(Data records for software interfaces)
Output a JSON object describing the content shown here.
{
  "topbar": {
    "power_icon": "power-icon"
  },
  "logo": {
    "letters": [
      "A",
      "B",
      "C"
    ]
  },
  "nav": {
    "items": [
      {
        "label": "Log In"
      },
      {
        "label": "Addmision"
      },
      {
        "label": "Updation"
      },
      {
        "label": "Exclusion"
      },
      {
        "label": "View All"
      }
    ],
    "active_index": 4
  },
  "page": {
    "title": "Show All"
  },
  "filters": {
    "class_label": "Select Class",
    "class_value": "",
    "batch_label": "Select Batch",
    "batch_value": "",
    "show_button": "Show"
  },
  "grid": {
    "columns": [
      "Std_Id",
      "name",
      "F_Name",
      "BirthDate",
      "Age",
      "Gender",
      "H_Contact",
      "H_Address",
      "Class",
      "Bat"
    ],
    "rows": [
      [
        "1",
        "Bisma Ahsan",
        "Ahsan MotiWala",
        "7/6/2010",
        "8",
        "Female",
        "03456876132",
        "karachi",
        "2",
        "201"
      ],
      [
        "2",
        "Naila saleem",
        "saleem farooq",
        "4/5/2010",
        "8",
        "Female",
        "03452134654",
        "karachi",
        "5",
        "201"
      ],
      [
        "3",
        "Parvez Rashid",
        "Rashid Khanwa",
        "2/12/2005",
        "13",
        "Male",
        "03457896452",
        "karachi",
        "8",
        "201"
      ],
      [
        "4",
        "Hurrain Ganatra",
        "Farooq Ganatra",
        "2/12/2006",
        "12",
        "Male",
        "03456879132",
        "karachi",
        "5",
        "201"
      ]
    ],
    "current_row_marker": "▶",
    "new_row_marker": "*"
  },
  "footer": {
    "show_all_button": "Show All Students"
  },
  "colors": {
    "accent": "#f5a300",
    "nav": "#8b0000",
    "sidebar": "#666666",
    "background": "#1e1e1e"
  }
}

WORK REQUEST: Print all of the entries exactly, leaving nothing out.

ANSWER BELOW:
Output a JSON object describing the content shown here.
{
  "topbar": {
    "power_icon": "power-icon"
  },
  "logo": {
    "letters": [
      "A",
      "B",
      "C"
    ]
  },
  "nav": {
    "items": [
      {
        "label": "Log In"
      },
      {
        "label": "Addmision"
      },
      {
        "label": "Updation"
      },
      {
        "label": "Exclusion"
      },
      {
        "label": "View All"
      }
    ],
    "active_index": 4
  },
  "page": {
    "title": "Show All"
  },
  "filters": {
    "class_label": "Select Class",
    "class_value": "",
    "batch_label": "Select Batch",
    "batch_value": "",
    "show_button": "Show"
  },
  "grid": {
    "columns": [
      "Std_Id",
      "name",
      "F_Name",
      "BirthDate",
      "Age",
      "Gender",
      "H_Contact",
      "H_Address",
      "Class",
      "Bat"
    ],
    "rows": [
      [
        "1",
        "Bisma Ahsan",
        "Ahsan MotiWala",
        "7/6/2010",
        "8",
        "Female",
        "03456876132",
        "karachi",
        "2",
        "201"
      ],
      [
        "2",
        "Naila saleem",
        "saleem farooq",
        "4/5/2010",
        "8",
        "Female",
        "03452134654",
        "karachi",
        "5",
        "201"
      ],
      [
        "3",
        "Parvez Rashid",
        "Rashid Khanwa",
        "2/12/2005",
        "13",
        "Male",
        "03457896452",
        "karachi",
        "8",
        "201"
      ],
      [
        "4",
        "Hurrain Ganatra",
        "Farooq Ganatra",
        "2/12/2006",
        "12",
        "Male",
        "03456879132",
        "karachi",
        "5",
        "201"
      ]
    ],
    "current_row_marker": "▶",
    "new_row_marker": "*"
  },
  "footer": {
    "show_all_button": "Show All Students"
  },
  "colors": {
    "accent": "#f5a300",
    "nav": "#8b0000",
    "sidebar": "#666666",
    "background": "#1e1e1e"
  }
}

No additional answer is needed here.